----- Extracted material

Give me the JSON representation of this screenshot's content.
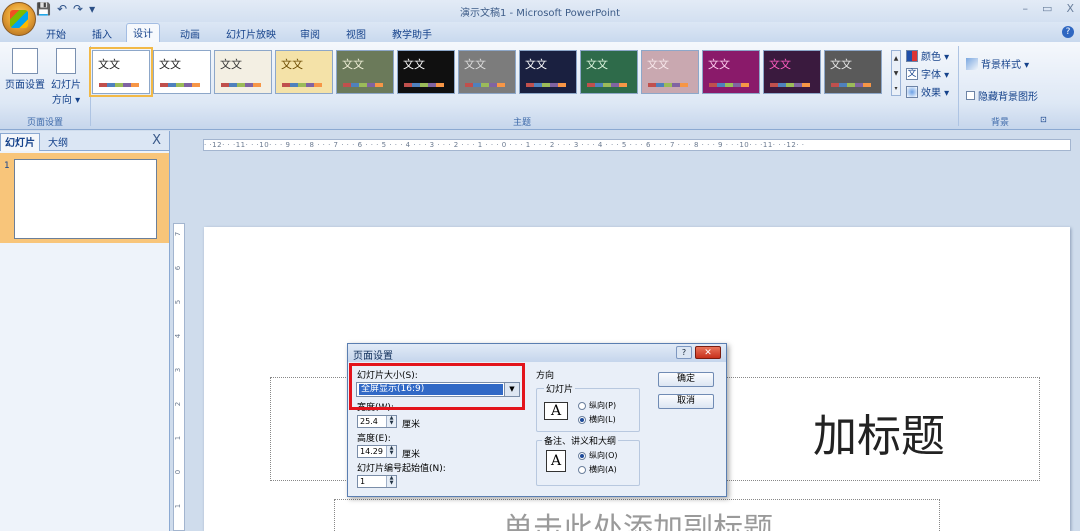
{
  "window": {
    "title": "演示文稿1 - Microsoft PowerPoint",
    "min": "–",
    "max": "▭",
    "close": "X"
  },
  "qat": {
    "save": "💾",
    "undo": "↶",
    "redo": "↷",
    "more": "▾"
  },
  "tabs": [
    "开始",
    "插入",
    "设计",
    "动画",
    "幻灯片放映",
    "审阅",
    "视图",
    "教学助手"
  ],
  "active_tab": "设计",
  "ribbon": {
    "page_setup_label": "页面设置",
    "orientation_label": "幻灯片",
    "orientation_sub": "方向 ▾",
    "group_page_setup": "页面设置",
    "group_themes": "主题",
    "group_background": "背景",
    "theme_sample": "文文",
    "colors": "颜色 ▾",
    "fonts": "字体 ▾",
    "effects": "效果 ▾",
    "bg_styles": "背景样式 ▾",
    "hide_bg": "隐藏背景图形"
  },
  "themes": [
    {
      "bg": "#ffffff",
      "fg": "#222222",
      "selected": true
    },
    {
      "bg": "#ffffff",
      "fg": "#222222"
    },
    {
      "bg": "#f3efe3",
      "fg": "#333333"
    },
    {
      "bg": "#f4e2a8",
      "fg": "#6b4b00"
    },
    {
      "bg": "#6b7a5a",
      "fg": "#f0f0d8"
    },
    {
      "bg": "#101010",
      "fg": "#ffffff"
    },
    {
      "bg": "#7c7c7c",
      "fg": "#dddddd"
    },
    {
      "bg": "#1a2040",
      "fg": "#ffffff"
    },
    {
      "bg": "#2e6b4a",
      "fg": "#dff5df"
    },
    {
      "bg": "#c9a8b0",
      "fg": "#f8e8ec"
    },
    {
      "bg": "#8a1a6a",
      "fg": "#ffd0f0"
    },
    {
      "bg": "#3a1a3e",
      "fg": "#ff5cc0"
    },
    {
      "bg": "#5a5a5a",
      "fg": "#e8e8e8"
    }
  ],
  "left_pane": {
    "tab_slides": "幻灯片",
    "tab_outline": "大纲",
    "close": "X",
    "slide_number": "1"
  },
  "ruler": {
    "h": "· ·12· · ·11· · ·10· · · 9 · · · 8 · · · 7 · · · 6 · · · 5 · · · 4 · · · 3 · · · 2 · · · 1 · · · 0 · · · 1 · · · 2 · · · 3 · · · 4 · · · 5 · · · 6 · · · 7 · · · 8 · · · 9 · · ·10· · ·11· · ·12· ·"
  },
  "slide": {
    "title_visible": "加标题",
    "subtitle_visible": "单击此处添加副标题"
  },
  "dialog": {
    "title": "页面设置",
    "help": "?",
    "close": "✕",
    "size_label": "幻灯片大小(S):",
    "size_value": "全屏显示(16:9)",
    "width_label": "宽度(W):",
    "width_value": "25.4",
    "width_unit": "厘米",
    "height_label": "高度(E):",
    "height_value": "14.29",
    "height_unit": "厘米",
    "start_label": "幻灯片编号起始值(N):",
    "start_value": "1",
    "orientation": "方向",
    "slides_group": "幻灯片",
    "portrait_p": "纵向(P)",
    "landscape_l": "横向(L)",
    "notes_group": "备注、讲义和大纲",
    "portrait_o": "纵向(O)",
    "landscape_a": "横向(A)",
    "ok": "确定",
    "cancel": "取消"
  }
}
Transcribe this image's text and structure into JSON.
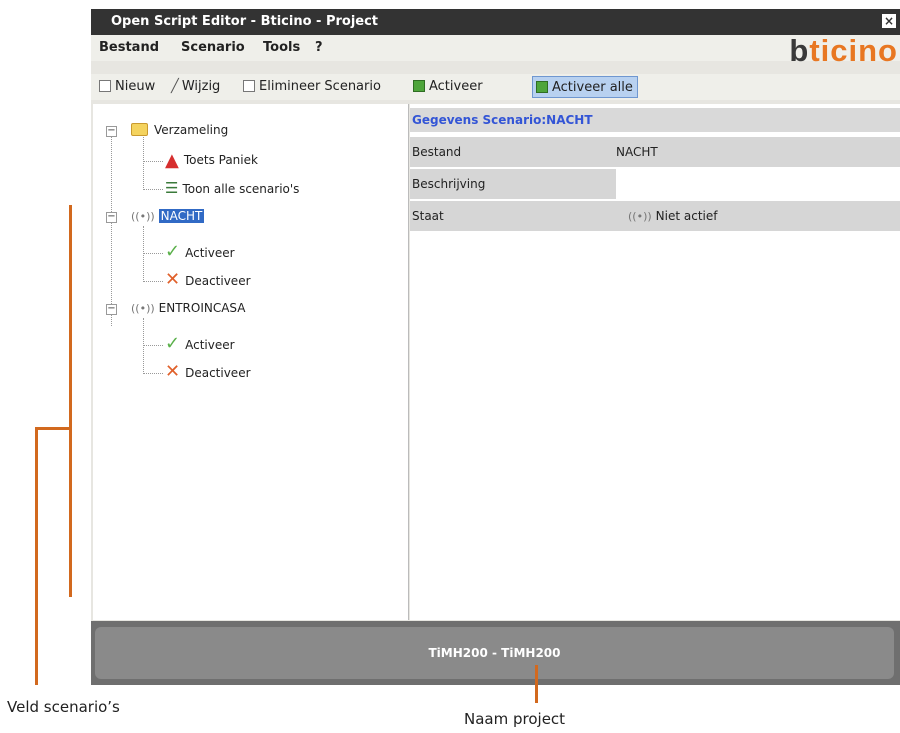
{
  "window": {
    "title": "Open Script Editor - Bticino - Project"
  },
  "logo": {
    "text_b": "b",
    "text_rest": "ticino"
  },
  "menu": [
    "Bestand",
    "Scenario",
    "Tools",
    "?"
  ],
  "toolbar": {
    "new": "Nieuw",
    "edit": "Wijzig",
    "delete": "Elimineer Scenario",
    "activate": "Activeer",
    "activate_all": "Activeer alle"
  },
  "tree": {
    "collection": "Verzameling",
    "panic": "Toets Paniek",
    "show_all": "Toon alle scenario's",
    "scenarios": [
      {
        "name": "NACHT",
        "activate": "Activeer",
        "deactivate": "Deactiveer"
      },
      {
        "name": "ENTROINCASA",
        "activate": "Activeer",
        "deactivate": "Deactiveer"
      }
    ]
  },
  "details": {
    "header": "Gegevens Scenario:NACHT",
    "rows": [
      {
        "key": "Bestand",
        "value": "NACHT"
      },
      {
        "key": "Beschrijving",
        "value": ""
      },
      {
        "key": "Staat",
        "value": "Niet actief"
      }
    ]
  },
  "status": {
    "project_name": "TiMH200 - TiMH200"
  },
  "annotations": {
    "scenario_field": "Veld scenario’s",
    "project_name": "Naam project"
  },
  "colors": {
    "annotation": "#d2691e",
    "logo": "#e87722",
    "selection": "#316ac5"
  }
}
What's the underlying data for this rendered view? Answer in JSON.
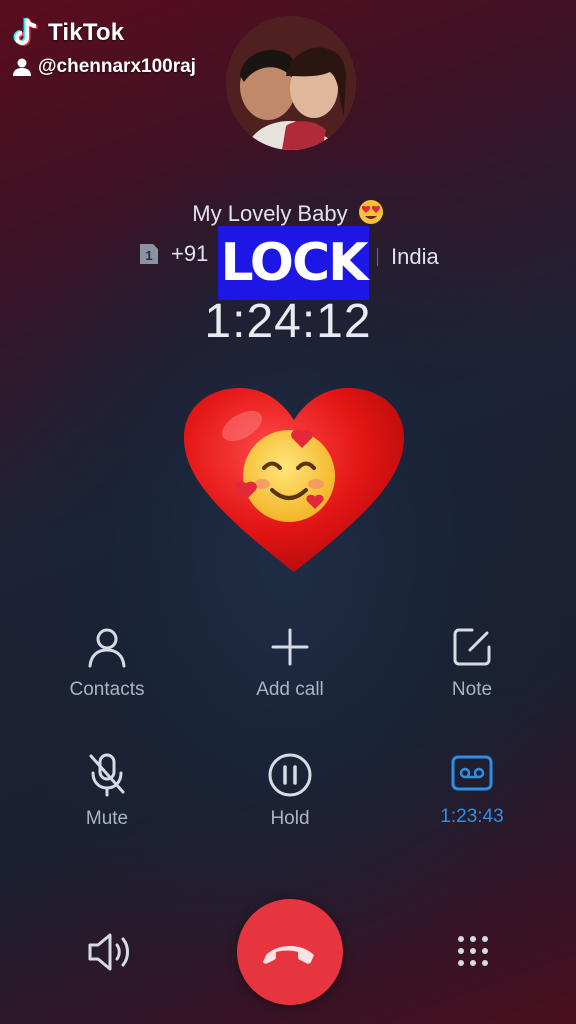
{
  "watermark": {
    "brand": "TikTok",
    "username": "@chennarx100raj"
  },
  "call": {
    "caller_name": "My Lovely Baby",
    "country_code": "+91",
    "number_overlay": "LOCK",
    "country": "India",
    "duration": "1:24:12"
  },
  "actions": [
    {
      "label": "Contacts",
      "icon": "person-icon"
    },
    {
      "label": "Add call",
      "icon": "plus-icon"
    },
    {
      "label": "Note",
      "icon": "note-edit-icon"
    },
    {
      "label": "Mute",
      "icon": "mic-off-icon"
    },
    {
      "label": "Hold",
      "icon": "pause-icon"
    },
    {
      "label": "1:23:43",
      "icon": "recorder-icon",
      "color": "#2f8fe0"
    }
  ],
  "bottom": {
    "speaker_icon": "speaker-icon",
    "end_call_icon": "end-call-icon",
    "dialpad_icon": "dialpad-icon"
  },
  "colors": {
    "end_call": "#e6353f",
    "accent": "#2f8fe0",
    "overlay": "#1d17e6"
  }
}
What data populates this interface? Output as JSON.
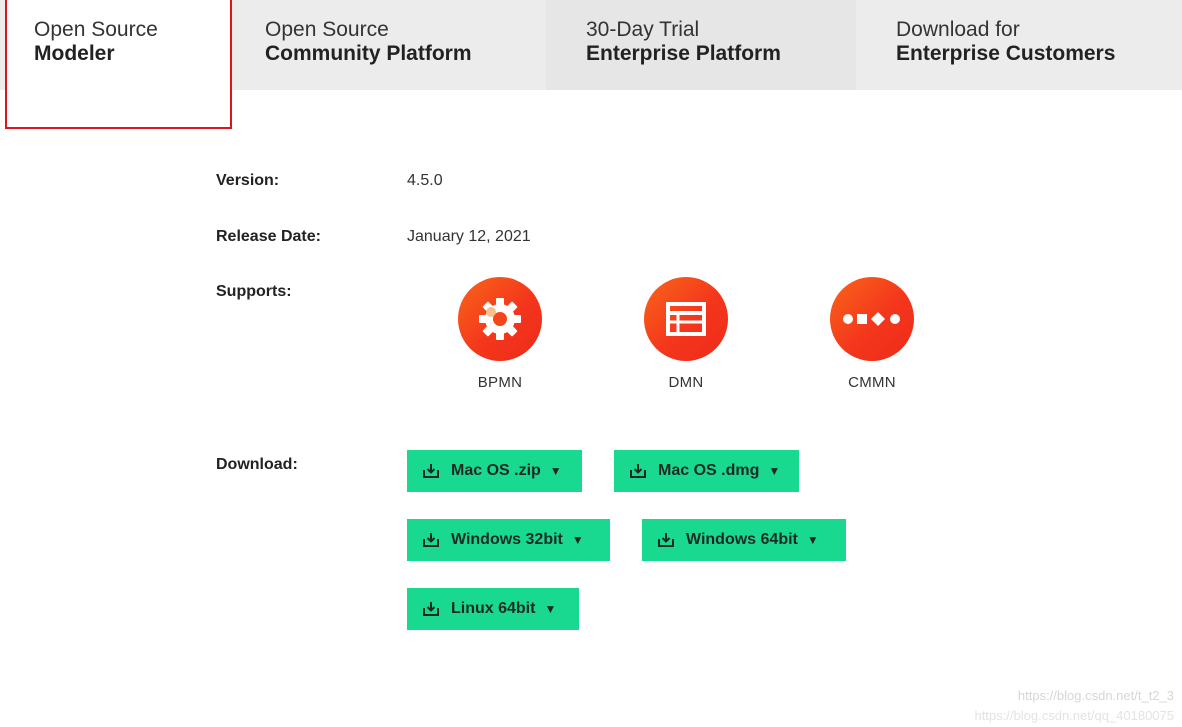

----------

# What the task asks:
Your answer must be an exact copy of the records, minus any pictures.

# Problem solution:
Give me the JSON representation of this screenshot's content.
{
  "window": {
    "title": "演示文稿1 - Microsoft PowerPoint",
    "min": "–",
    "max": "▭",
    "close": "X"
  },
  "qat": {
    "save": "💾",
    "undo": "↶",
    "redo": "↷",
    "more": "▾"
  },
  "tabs": [
    "开始",
    "插入",
    "设计",
    "动画",
    "幻灯片放映",
    "审阅",
    "视图",
    "教学助手"
  ],
  "active_tab": "设计",
  "ribbon": {
    "page_setup_label": "页面设置",
    "orientation_label": "幻灯片",
    "orientation_sub": "方向 ▾",
    "group_page_setup": "页面设置",
    "group_themes": "主题",
    "group_background": "背景",
    "theme_sample": "文文",
    "colors": "颜色 ▾",
    "fonts": "字体 ▾",
    "effects": "效果 ▾",
    "bg_styles": "背景样式 ▾",
    "hide_bg": "隐藏背景图形"
  },
  "themes": [
    {
      "bg": "#ffffff",
      "fg": "#222222",
      "selected": true
    },
    {
      "bg": "#ffffff",
      "fg": "#222222"
    },
    {
      "bg": "#f3efe3",
      "fg": "#333333"
    },
    {
      "bg": "#f4e2a8",
      "fg": "#6b4b00"
    },
    {
      "bg": "#6b7a5a",
      "fg": "#f0f0d8"
    },
    {
      "bg": "#101010",
      "fg": "#ffffff"
    },
    {
      "bg": "#7c7c7c",
      "fg": "#dddddd"
    },
    {
      "bg": "#1a2040",
      "fg": "#ffffff"
    },
    {
      "bg": "#2e6b4a",
      "fg": "#dff5df"
    },
    {
      "bg": "#c9a8b0",
      "fg": "#f8e8ec"
    },
    {
      "bg": "#8a1a6a",
      "fg": "#ffd0f0"
    },
    {
      "bg": "#3a1a3e",
      "fg": "#ff5cc0"
    },
    {
      "bg": "#5a5a5a",
      "fg": "#e8e8e8"
    }
  ],
  "left_pane": {
    "tab_slides": "幻灯片",
    "tab_outline": "大纲",
    "close": "X",
    "slide_number": "1"
  },
  "ruler": {
    "h": "· ·12· · ·11· · ·10· · · 9 · · · 8 · · · 7 · · · 6 · · · 5 · · · 4 · · · 3 · · · 2 · · · 1 · · · 0 · · · 1 · · · 2 · · · 3 · · · 4 · · · 5 · · · 6 · · · 7 · · · 8 · · · 9 · · ·10· · ·11· · ·12· ·"
  },
  "slide": {
    "title_visible": "加标题",
    "subtitle_visible": "单击此处添加副标题"
  },
  "dialog": {
    "title": "页面设置",
    "help": "?",
    "close": "✕",
    "size_label": "幻灯片大小(S):",
    "size_value": "全屏显示(16:9)",
    "width_label": "宽度(W):",
    "width_value": "25.4",
    "width_unit": "厘米",
    "height_label": "高度(E):",
    "height_value": "14.29",
    "height_unit": "厘米",
    "start_label": "幻灯片编号起始值(N):",
    "start_value": "1",
    "orientation": "方向",
    "slides_group": "幻灯片",
    "portrait_p": "纵向(P)",
    "landscape_l": "横向(L)",
    "notes_group": "备注、讲义和大纲",
    "portrait_o": "纵向(O)",
    "landscape_a": "横向(A)",
    "ok": "确定",
    "cancel": "取消"
  }
}
Transcribe this image's text and structure into JSON.
{
  "window": {
    "title": "Open Script Editor - Bticino - Project"
  },
  "logo": {
    "text_b": "b",
    "text_rest": "ticino"
  },
  "menu": [
    "Bestand",
    "Scenario",
    "Tools",
    "?"
  ],
  "toolbar": {
    "new": "Nieuw",
    "edit": "Wijzig",
    "delete": "Elimineer Scenario",
    "activate": "Activeer",
    "activate_all": "Activeer alle"
  },
  "tree": {
    "collection": "Verzameling",
    "panic": "Toets Paniek",
    "show_all": "Toon alle scenario's",
    "scenarios": [
      {
        "name": "NACHT",
        "activate": "Activeer",
        "deactivate": "Deactiveer"
      },
      {
        "name": "ENTROINCASA",
        "activate": "Activeer",
        "deactivate": "Deactiveer"
      }
    ]
  },
  "details": {
    "header": "Gegevens Scenario:NACHT",
    "rows": [
      {
        "key": "Bestand",
        "value": "NACHT"
      },
      {
        "key": "Beschrijving",
        "value": ""
      },
      {
        "key": "Staat",
        "value": "Niet actief"
      }
    ]
  },
  "status": {
    "project_name": "TiMH200 - TiMH200"
  },
  "annotations": {
    "scenario_field": "Veld scenario’s",
    "project_name": "Naam project"
  },
  "colors": {
    "annotation": "#d2691e",
    "logo": "#e87722",
    "selection": "#316ac5"
  }
}
What's the underlying data for this rendered view? Answer in JSON.
{
  "watermark": {
    "brand": "TikTok",
    "username": "@chennarx100raj"
  },
  "call": {
    "caller_name": "My Lovely Baby",
    "country_code": "+91",
    "number_overlay": "LOCK",
    "country": "India",
    "duration": "1:24:12"
  },
  "actions": [
    {
      "label": "Contacts",
      "icon": "person-icon"
    },
    {
      "label": "Add call",
      "icon": "plus-icon"
    },
    {
      "label": "Note",
      "icon": "note-edit-icon"
    },
    {
      "label": "Mute",
      "icon": "mic-off-icon"
    },
    {
      "label": "Hold",
      "icon": "pause-icon"
    },
    {
      "label": "1:23:43",
      "icon": "recorder-icon",
      "color": "#2f8fe0"
    }
  ],
  "bottom": {
    "speaker_icon": "speaker-icon",
    "end_call_icon": "end-call-icon",
    "dialpad_icon": "dialpad-icon"
  },
  "colors": {
    "end_call": "#e6353f",
    "accent": "#2f8fe0",
    "overlay": "#1d17e6"
  }
}
What data populates this interface? Output as JSON.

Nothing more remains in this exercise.